May 2022 Cover

Should the criminal defense bar embrace the progressive prosecutor movement?


Articles in this Issue

  1. ‘Did You Hear What I Said?’ Why Demonstrative Evidence Can Affect the Answer

    When lawyers use words and phrases that are not accompanied by imagery, they cede the power of their efforts to the individual jurors who may hear the words in different ways. Adding a visual component increases the ability to convey true meaning. Stephen P. Lindsay offers creative ideas that allow defense lawyers to show a juror what they mean, and his ideas will not break the bank.

    Stephen P. Lindsay

  2. Affiliate News

    What events are NACDL affiliates hosting this month? Find out here.

    Jessica Stepan

  3. From the President: What Might Reversal of Roe v. Wade Mean for Defenders?

    No matter what side of the abortion debate you find yourself, as defenders we must appreciate the fact that reversal of Roe would profoundly impact our capacity to defend clients from arbitrary or excessive government power in three significant ways.

    Martín A. Sabelli

  4. Getting Scholarship Into Court Project

    The “Getting Scholarship Into Court Project” brings helpful law review articles and other writings to the attention of criminal defense attorneys. The project’s purpose is to identify scholarship that will be especially useful to courts and practitioners. Summarized on this page are articles the project’s advisory board recommends that practicing lawyers take the time to read. To recommend articles for this column, contact Professor Jenny Carroll (

    Getting Scholarship Into Court Project

  5. Imprisoning Innocence: Material Witness Warrants

    Lisa Steele uses a Connecticut Supreme Court case as the springboard for her discussion of material witness warrants, which allow prosecutors to arrest and imprison material witnesses to ensure that they testify at trial. If a material witness will be part of a case, it will happen suddenly, Steele writes, on the eve of trial or during trial. Lawyers need to be aware of the competing interests at stake and ready to protect the client’s rights – whether the client is the defendant or the material witness. 

    Lisa J. Steele

  6. NACDL News: NACDL Presents Champion of Justice Advocacy Award to Jason Hernandez

    NACDL News for May 2022

    Jessie Diamond and Kate Holden

  7. Progressive Prosecutors: Pros and Cons – The Benefits of the Progressive Prosecutor Movement

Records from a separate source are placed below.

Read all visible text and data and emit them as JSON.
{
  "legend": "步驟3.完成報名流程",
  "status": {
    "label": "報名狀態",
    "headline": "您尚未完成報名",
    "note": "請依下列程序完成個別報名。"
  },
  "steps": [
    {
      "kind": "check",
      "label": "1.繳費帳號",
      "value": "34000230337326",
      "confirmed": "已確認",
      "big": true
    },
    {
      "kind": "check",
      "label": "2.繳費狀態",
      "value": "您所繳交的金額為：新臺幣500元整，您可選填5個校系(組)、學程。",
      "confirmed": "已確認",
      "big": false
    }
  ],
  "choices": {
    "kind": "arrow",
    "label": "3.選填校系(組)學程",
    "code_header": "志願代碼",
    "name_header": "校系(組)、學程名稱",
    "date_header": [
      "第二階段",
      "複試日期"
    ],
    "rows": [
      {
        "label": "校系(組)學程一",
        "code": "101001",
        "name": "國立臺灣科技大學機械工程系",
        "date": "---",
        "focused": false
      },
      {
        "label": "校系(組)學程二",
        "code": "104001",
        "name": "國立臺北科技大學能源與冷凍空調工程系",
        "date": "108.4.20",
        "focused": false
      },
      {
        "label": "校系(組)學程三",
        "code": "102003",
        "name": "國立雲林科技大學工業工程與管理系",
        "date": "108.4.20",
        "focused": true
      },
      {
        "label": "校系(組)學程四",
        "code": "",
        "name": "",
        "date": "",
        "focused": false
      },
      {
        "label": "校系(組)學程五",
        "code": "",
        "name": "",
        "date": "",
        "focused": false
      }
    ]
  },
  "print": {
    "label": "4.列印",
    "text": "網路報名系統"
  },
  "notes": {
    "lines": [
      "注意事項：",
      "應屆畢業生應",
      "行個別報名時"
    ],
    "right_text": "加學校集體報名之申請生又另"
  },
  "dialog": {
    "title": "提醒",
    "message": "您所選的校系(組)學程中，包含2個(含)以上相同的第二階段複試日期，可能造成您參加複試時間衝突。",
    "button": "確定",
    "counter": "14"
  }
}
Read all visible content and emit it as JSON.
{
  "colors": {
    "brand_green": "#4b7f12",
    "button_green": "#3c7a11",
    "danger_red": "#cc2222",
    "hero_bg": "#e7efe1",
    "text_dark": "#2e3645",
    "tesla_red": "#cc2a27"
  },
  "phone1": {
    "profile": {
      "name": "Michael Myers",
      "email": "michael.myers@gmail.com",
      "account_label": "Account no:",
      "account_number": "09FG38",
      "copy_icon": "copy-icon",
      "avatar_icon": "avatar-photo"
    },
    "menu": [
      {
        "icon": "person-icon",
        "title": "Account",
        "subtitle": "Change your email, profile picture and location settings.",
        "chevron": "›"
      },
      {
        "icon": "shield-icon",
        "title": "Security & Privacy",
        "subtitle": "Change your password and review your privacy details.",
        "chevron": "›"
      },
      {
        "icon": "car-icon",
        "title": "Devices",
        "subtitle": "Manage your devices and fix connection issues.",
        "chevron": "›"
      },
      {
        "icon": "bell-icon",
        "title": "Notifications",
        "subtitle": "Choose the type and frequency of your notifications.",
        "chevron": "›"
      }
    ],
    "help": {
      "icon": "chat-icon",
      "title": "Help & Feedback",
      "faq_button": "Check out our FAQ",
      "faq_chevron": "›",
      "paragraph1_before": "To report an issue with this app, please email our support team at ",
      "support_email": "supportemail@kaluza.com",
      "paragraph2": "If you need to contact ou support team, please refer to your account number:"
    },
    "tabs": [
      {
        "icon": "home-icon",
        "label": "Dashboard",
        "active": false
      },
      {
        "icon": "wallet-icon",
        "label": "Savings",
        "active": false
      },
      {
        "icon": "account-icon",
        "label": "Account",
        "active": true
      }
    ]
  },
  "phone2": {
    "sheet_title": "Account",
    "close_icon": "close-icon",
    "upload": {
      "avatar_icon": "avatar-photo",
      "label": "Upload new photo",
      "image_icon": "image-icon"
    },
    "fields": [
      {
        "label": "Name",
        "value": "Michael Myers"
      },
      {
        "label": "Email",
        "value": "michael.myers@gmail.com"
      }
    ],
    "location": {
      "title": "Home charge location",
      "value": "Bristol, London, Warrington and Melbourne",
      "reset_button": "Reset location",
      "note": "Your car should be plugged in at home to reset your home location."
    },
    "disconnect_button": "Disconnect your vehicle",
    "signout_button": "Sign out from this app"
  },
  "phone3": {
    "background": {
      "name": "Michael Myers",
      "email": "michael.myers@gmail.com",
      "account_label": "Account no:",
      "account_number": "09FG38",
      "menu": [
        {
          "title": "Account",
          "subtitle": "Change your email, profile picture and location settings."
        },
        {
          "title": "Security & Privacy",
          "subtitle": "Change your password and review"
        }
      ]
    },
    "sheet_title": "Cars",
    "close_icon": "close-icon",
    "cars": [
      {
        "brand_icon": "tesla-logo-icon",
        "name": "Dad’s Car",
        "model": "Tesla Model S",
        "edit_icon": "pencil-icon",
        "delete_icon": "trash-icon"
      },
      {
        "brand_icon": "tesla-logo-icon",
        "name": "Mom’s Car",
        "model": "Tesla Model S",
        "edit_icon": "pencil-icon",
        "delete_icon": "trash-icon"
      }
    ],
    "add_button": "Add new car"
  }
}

    Progressive prosecutors want to reduce the jail and prison population, eliminate disparities, and make the system fairer. Angela J. Davis points to a clear benefit of the movement: Progressive prosecutors do much less harm than traditional law and order prosecutors. What does less harm mean? Shorter prison sentences and fewer people with convictions. 

    Angela J. Davis

  8. Progressive Prosecutors: Pros and Cons – The Costs of the Progressive Prosecutor Movement

    Progressive prosecutors want to reduce the jail and prison population, eliminate disparities, and make the system fairer. Jonathan Rapping says there is a lack of discussion regarding the damage the progressive prosecutor movement causes. He adds that the movement ignores the role of defense counsel in achieving justice. Is the progressive prosecutor movement here to stay, and is that a good thing? 

    Jonathan Rapping

  9. Search & Seizure Commentary: Reasonable Suspicion and the Rodriguez Moment

    During a traffic stop, a state trooper arranged for a dog sniff of the vehicle. The vehicle contained fentanyl pills and cocaine. Did the trooper have reasonable suspicion to extend the traffic stop to arrange for the dog sniff?

    Quintin Chatman

  10. The NACDL Q&A: The Best Thing Since the Exclusionary Rule: For the Defense

    People who listen to the For the Defense podcast hear insights from and stories about the best criminal defense attorneys in the country. Why did David Oscar Markus start the podcast? Who are some of the memorable guests? This podcast serves as a tutorial for all criminal defense attorneys – young or old, state or federal – on what they should emulate in their own cases.  

    Joseph A. Bugni and Guy Cardamone